/WORK/maurizio_exa/ExaHyPE-Engine/ExaHyPE/exahype/solvers/ADERDGSolver.cpp: In member function ‘virtual void exahype::solvers::ADERDGSolver::mergeWithNeighbourD...Hi, I get the following error during the compilation with the last updates:
/WORK/maurizio_exa/ExaHyPE-Engine/ExaHyPE/exahype/solvers/ADERDGSolver.cpp: In member function ‘virtual void exahype::solvers::ADERDGSolver::mergeWithNeighbourData(int, const HeapEntries&, int, int, const tarch::la::Vector<2, int>&, const tarch::la::Vector<2, int>&, const tarch::la::Vector<2, double>&, int)’:
/WORK/maurizio_exa/ExaHyPE-Engine/ExaHyPE/exahype/solvers/ADERDGSolver.cpp:3566:27: error: ‘s’ was not declared in this scope
lFhbnd,dofPerFace,s
^https://gitlab.lrz.de/exahype/ExaHyPE-Engine/-/issues/215User Defined plotters API: Pass the information from the specfile2019-04-15T12:36:16+02:00Sven KöppelUser Defined plotters API: Pass the information from the specfileHow can we access:
* Name of output file
* Full information about cell (Limiting status, etc.)
I think the plotting API is hiding too much information. The UserDefinedADERDG plotter should pass more information to the user.

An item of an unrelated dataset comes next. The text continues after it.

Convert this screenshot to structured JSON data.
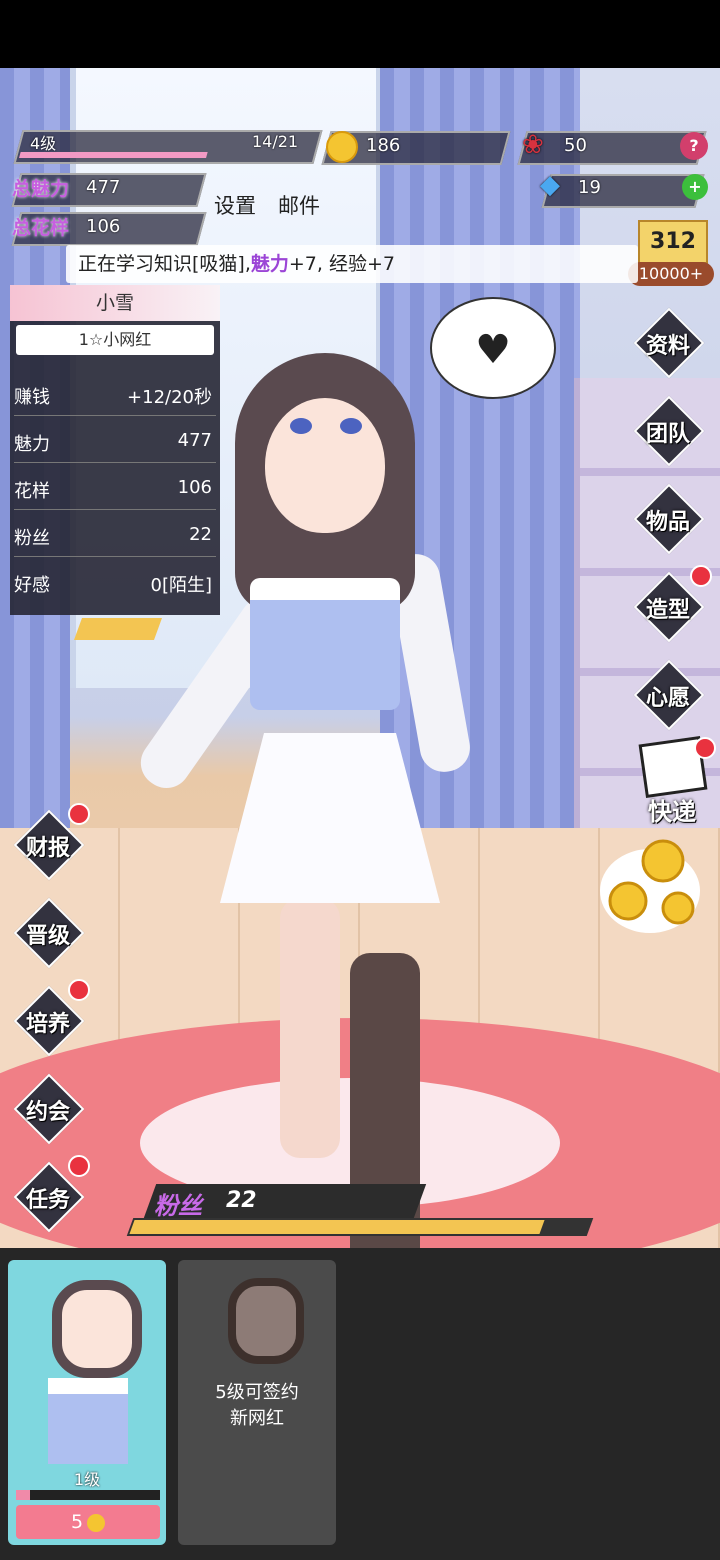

This is so...How can we access:
* Name of output file
* Full information about cell (Limiting status, etc.)
I think the plotting API is hiding too much information. The UserDefinedADERDG plotter should pass more information to the user.
This is something I can do :)